## Records from a collection
■ ■ ■

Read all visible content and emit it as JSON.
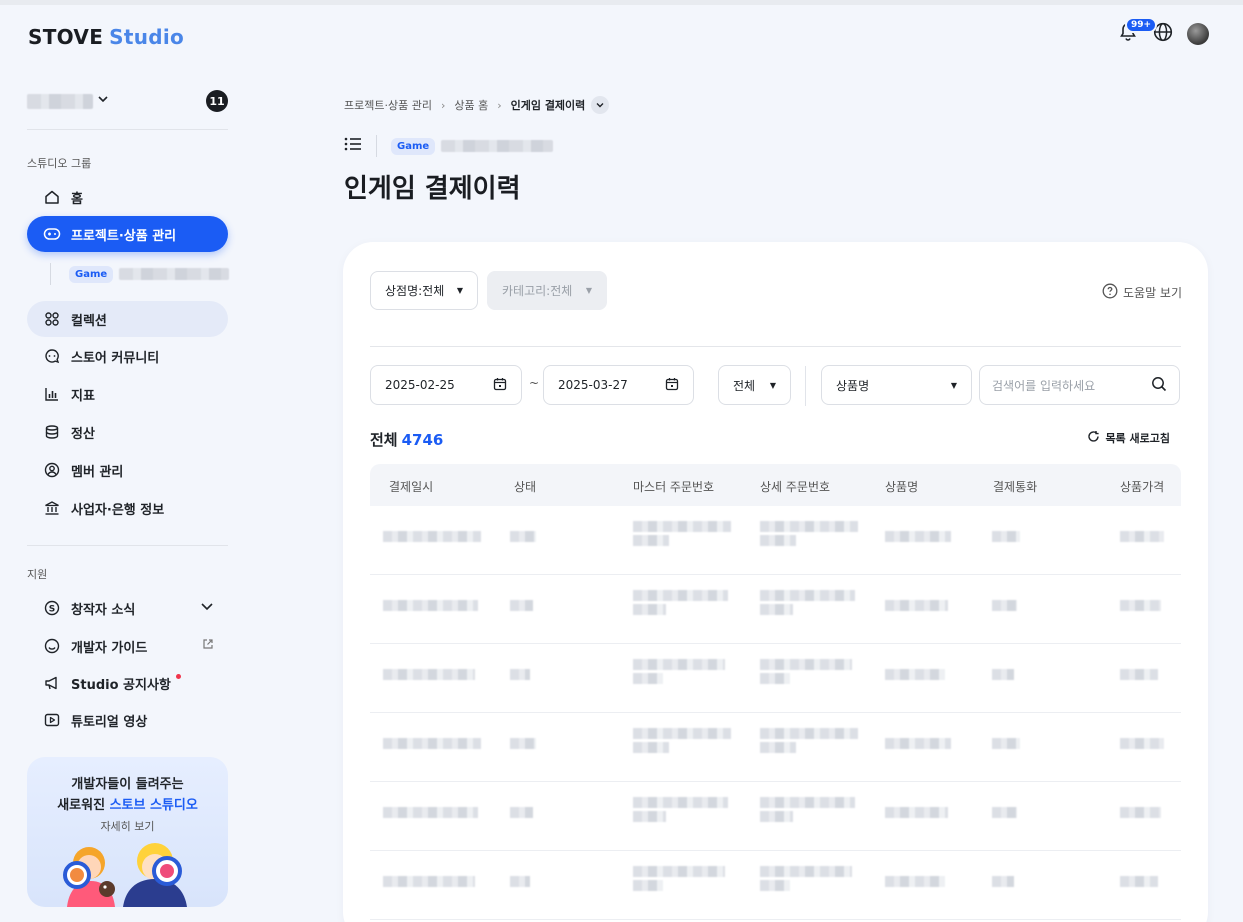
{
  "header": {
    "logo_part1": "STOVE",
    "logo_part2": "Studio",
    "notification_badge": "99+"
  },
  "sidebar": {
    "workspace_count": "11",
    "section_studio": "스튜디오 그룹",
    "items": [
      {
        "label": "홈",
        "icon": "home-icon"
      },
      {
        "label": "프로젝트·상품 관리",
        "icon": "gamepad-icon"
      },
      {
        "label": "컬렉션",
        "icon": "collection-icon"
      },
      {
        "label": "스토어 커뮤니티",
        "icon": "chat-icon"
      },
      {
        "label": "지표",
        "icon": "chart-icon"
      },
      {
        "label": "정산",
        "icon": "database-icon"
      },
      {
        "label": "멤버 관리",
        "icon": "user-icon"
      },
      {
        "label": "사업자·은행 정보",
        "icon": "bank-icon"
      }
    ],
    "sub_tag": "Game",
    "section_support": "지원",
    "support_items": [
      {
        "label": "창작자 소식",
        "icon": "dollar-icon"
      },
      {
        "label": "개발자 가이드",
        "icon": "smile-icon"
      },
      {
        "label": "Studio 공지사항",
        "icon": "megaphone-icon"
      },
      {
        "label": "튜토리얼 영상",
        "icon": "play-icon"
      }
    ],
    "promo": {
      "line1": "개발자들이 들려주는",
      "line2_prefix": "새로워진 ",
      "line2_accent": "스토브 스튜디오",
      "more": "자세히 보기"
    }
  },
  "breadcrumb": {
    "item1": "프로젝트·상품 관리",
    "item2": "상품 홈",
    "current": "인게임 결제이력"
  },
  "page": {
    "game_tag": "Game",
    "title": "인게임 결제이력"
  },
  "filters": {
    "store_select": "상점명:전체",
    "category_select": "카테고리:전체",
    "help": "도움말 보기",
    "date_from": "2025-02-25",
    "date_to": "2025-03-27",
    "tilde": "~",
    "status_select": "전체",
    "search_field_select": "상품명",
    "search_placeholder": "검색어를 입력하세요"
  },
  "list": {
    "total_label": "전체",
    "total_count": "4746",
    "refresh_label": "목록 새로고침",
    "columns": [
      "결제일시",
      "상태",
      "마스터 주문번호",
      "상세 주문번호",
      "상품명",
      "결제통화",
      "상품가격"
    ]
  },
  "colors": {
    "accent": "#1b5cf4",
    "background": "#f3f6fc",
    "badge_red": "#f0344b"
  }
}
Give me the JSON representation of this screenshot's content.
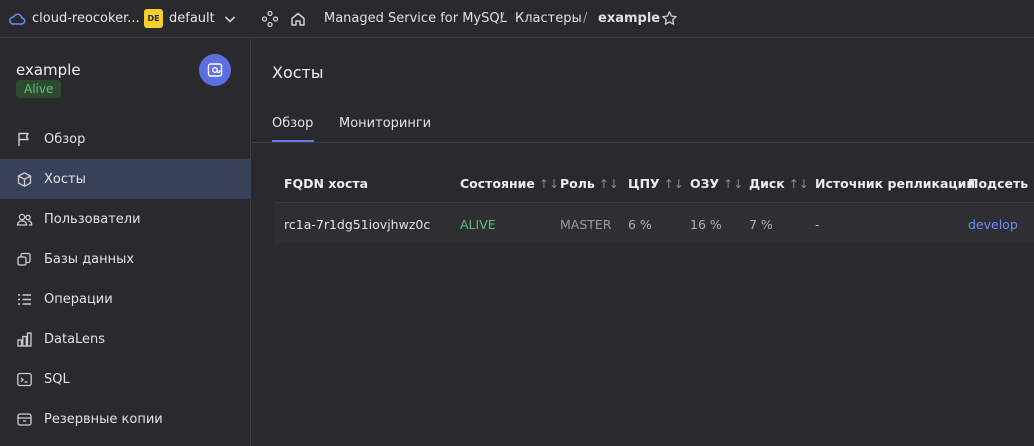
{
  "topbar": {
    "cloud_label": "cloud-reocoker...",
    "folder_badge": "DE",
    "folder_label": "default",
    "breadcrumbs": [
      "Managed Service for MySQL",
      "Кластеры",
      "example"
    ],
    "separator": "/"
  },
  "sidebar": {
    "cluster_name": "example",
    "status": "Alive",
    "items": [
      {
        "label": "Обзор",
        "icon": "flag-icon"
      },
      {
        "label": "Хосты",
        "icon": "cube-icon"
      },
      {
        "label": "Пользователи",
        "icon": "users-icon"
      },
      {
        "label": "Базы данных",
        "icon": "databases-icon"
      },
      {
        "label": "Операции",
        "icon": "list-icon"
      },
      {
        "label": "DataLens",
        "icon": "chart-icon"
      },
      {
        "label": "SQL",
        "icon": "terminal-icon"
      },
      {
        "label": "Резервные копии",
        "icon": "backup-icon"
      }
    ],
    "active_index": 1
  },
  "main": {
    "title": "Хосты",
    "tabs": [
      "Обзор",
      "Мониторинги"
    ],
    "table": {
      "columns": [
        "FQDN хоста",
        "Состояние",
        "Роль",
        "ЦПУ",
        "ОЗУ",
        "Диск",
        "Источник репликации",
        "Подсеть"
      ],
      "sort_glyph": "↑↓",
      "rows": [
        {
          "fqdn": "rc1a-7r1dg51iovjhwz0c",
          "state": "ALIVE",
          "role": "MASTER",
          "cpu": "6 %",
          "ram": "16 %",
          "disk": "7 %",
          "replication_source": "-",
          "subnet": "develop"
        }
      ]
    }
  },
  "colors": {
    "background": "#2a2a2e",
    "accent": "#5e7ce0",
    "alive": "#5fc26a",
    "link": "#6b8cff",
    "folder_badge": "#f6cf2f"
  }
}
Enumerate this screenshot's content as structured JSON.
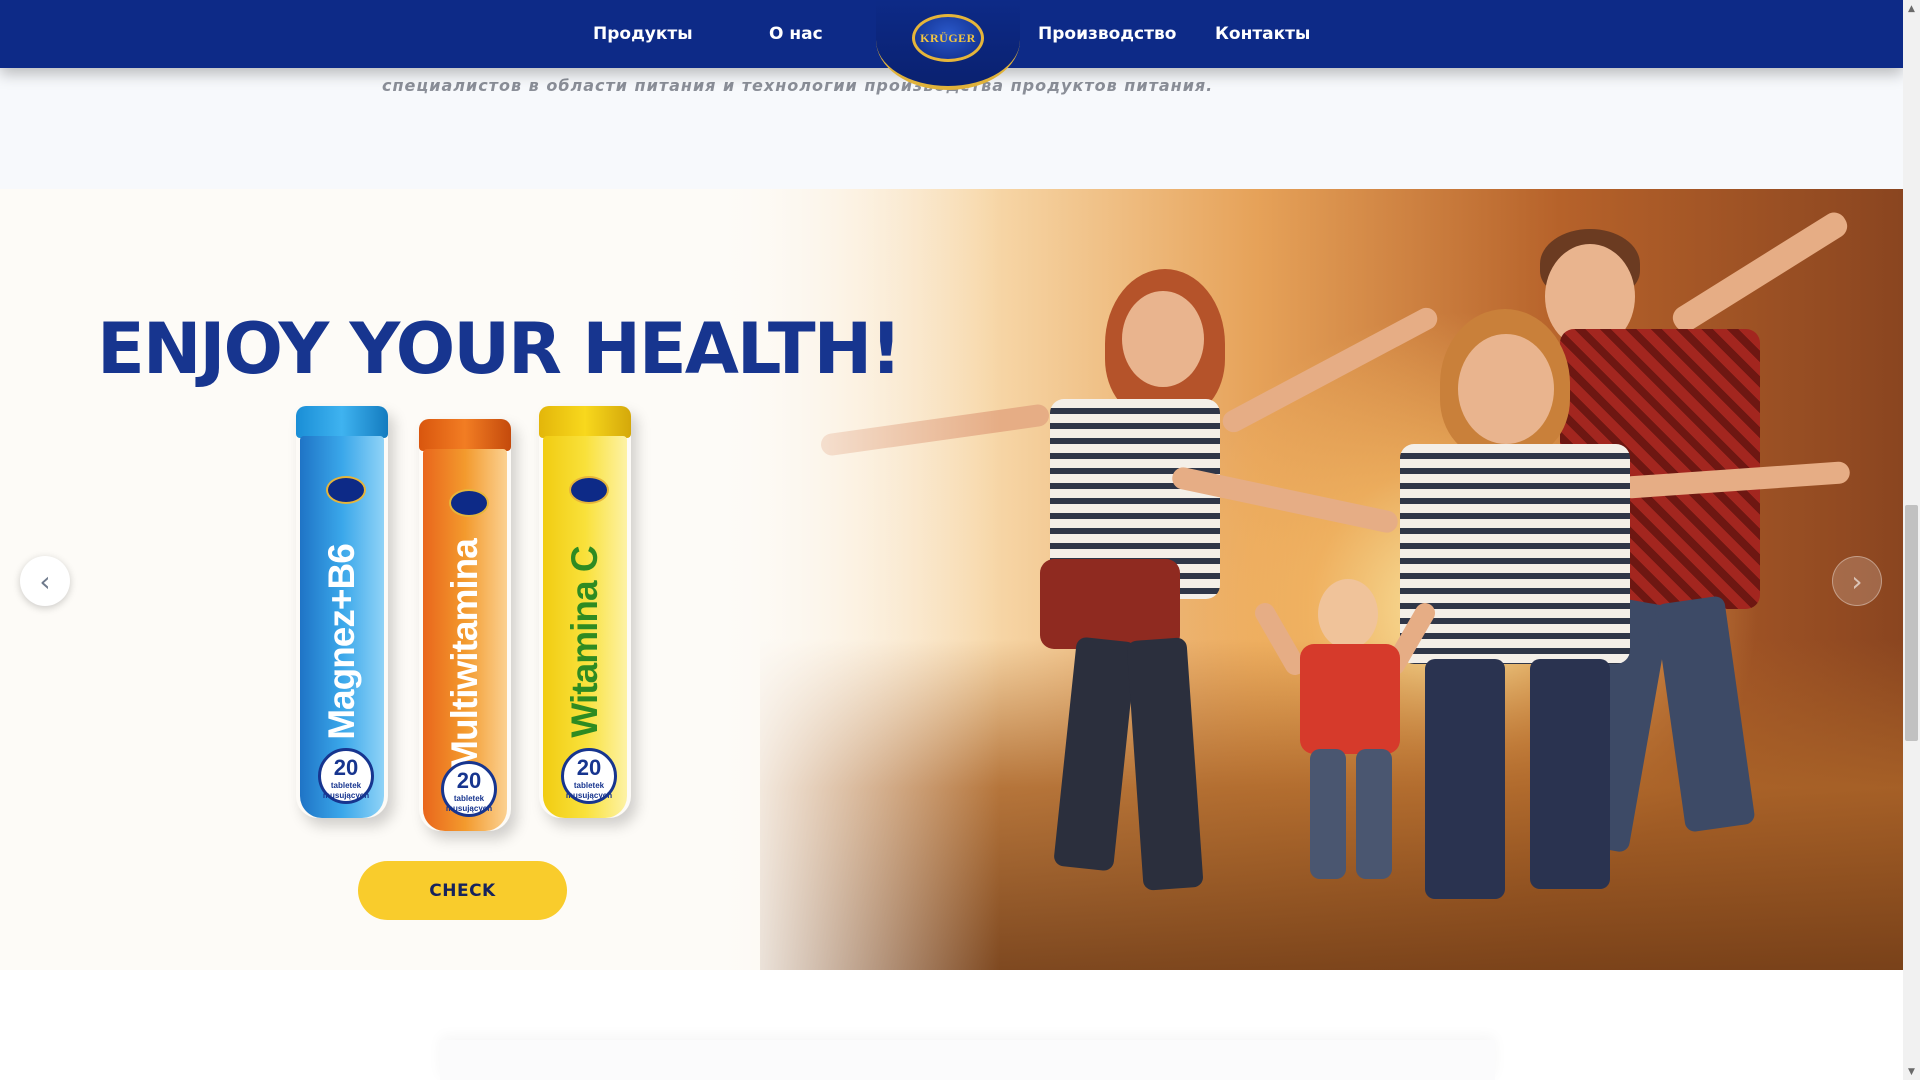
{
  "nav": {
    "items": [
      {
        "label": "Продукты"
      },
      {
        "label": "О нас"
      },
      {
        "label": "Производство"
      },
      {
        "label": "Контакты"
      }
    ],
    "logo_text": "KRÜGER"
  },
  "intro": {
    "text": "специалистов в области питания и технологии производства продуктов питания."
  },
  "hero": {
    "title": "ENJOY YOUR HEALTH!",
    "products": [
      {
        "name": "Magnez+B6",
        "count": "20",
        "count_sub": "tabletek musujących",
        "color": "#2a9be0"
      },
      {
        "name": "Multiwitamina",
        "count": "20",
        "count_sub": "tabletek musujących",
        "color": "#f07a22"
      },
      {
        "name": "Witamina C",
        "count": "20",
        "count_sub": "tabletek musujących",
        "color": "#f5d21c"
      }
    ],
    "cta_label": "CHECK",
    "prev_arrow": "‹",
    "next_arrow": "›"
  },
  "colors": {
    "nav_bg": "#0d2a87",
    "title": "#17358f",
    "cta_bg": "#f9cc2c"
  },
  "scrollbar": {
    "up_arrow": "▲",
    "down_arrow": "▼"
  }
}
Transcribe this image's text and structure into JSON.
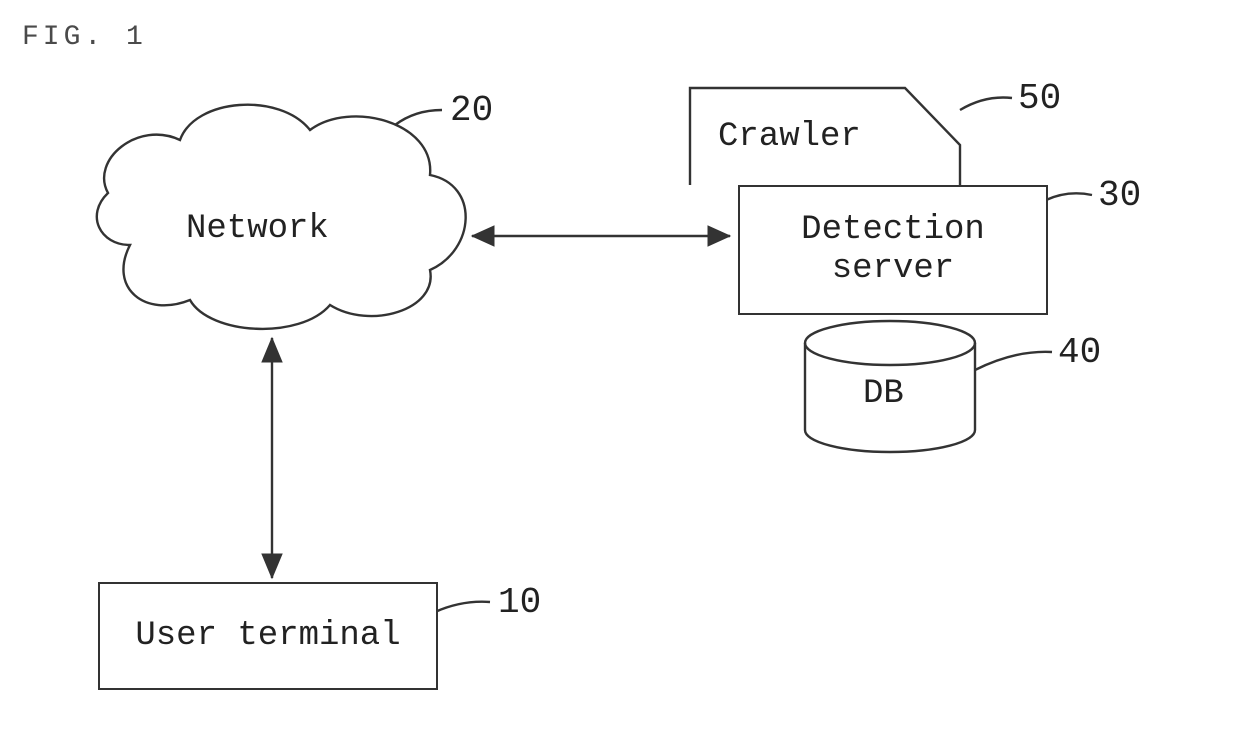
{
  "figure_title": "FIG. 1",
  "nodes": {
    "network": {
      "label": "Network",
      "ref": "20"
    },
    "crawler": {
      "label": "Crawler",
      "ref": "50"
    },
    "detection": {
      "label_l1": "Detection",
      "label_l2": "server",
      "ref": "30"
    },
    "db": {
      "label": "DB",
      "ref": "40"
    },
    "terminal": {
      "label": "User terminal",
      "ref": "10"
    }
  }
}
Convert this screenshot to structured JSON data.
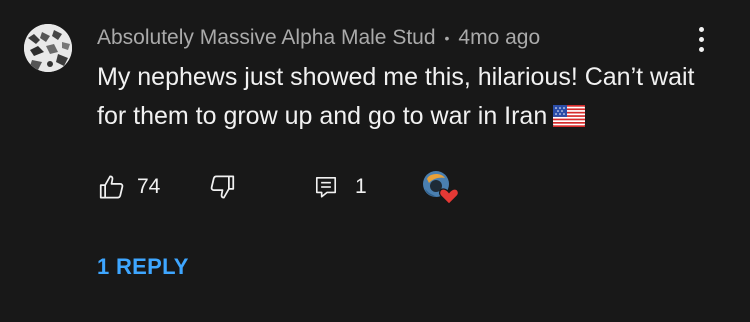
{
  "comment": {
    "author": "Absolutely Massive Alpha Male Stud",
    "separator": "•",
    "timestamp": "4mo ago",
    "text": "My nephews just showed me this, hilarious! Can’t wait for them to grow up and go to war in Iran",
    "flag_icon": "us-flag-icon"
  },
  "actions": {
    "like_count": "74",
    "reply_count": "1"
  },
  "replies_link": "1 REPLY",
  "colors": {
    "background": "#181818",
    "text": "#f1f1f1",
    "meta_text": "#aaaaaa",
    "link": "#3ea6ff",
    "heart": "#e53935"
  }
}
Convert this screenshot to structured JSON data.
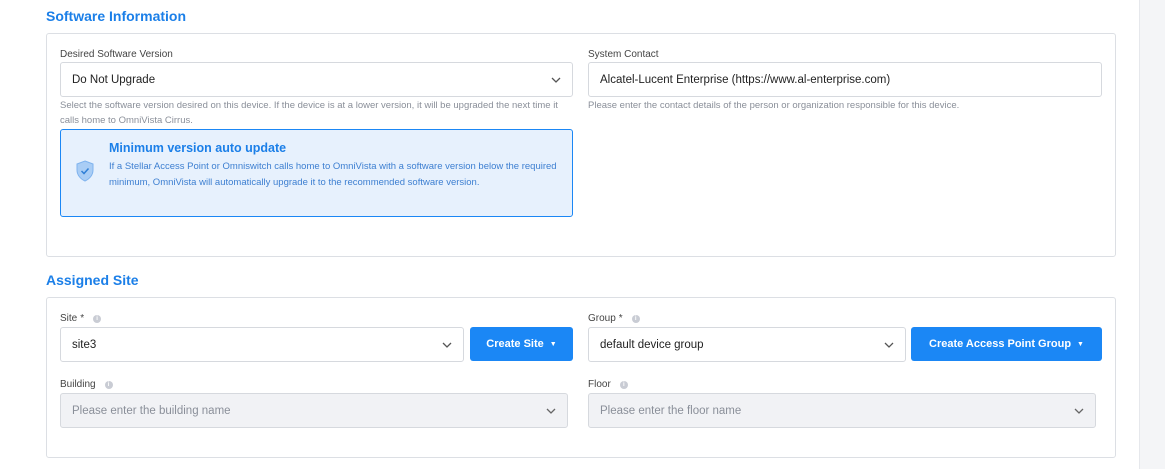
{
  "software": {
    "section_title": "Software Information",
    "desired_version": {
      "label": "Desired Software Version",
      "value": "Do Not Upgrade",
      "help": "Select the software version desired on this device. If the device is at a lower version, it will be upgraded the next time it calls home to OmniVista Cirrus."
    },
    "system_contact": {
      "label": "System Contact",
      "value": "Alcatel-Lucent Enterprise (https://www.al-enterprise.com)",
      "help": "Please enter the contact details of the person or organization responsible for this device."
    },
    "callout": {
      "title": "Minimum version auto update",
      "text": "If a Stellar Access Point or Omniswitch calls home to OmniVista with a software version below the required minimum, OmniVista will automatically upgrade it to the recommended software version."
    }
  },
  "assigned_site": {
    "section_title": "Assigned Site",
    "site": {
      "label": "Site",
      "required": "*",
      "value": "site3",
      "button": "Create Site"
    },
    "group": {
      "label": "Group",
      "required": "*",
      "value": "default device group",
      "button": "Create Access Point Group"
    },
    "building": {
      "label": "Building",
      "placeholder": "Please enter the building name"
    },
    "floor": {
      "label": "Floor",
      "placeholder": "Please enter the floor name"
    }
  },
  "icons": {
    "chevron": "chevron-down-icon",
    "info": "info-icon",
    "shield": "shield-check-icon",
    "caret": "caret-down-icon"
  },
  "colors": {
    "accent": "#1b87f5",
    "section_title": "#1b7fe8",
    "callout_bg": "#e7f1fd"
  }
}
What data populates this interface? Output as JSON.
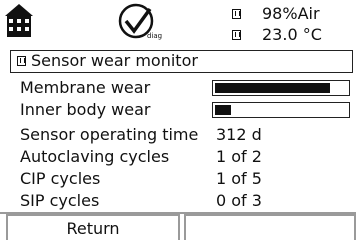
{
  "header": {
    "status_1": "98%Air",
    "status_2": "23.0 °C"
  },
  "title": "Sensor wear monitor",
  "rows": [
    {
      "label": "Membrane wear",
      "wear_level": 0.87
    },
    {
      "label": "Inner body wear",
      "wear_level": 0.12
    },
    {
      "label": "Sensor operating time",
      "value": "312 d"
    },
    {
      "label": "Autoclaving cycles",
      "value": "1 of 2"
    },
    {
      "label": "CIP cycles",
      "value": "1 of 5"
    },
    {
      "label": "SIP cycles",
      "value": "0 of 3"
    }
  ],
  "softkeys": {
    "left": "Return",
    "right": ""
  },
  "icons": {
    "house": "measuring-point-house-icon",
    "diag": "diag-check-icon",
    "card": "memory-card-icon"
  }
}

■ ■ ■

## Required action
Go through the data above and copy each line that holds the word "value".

## Completed exercise
      "value": "Do Not Upgrade",
      "value": "Alcatel-Lucent Enterprise (https://www.al-enterprise.com)",
      "value": "site3",
      "value": "default device group",
      "value": "312 d"
      "value": "1 of 2"
      "value": "1 of 5"
      "value": "0 of 3"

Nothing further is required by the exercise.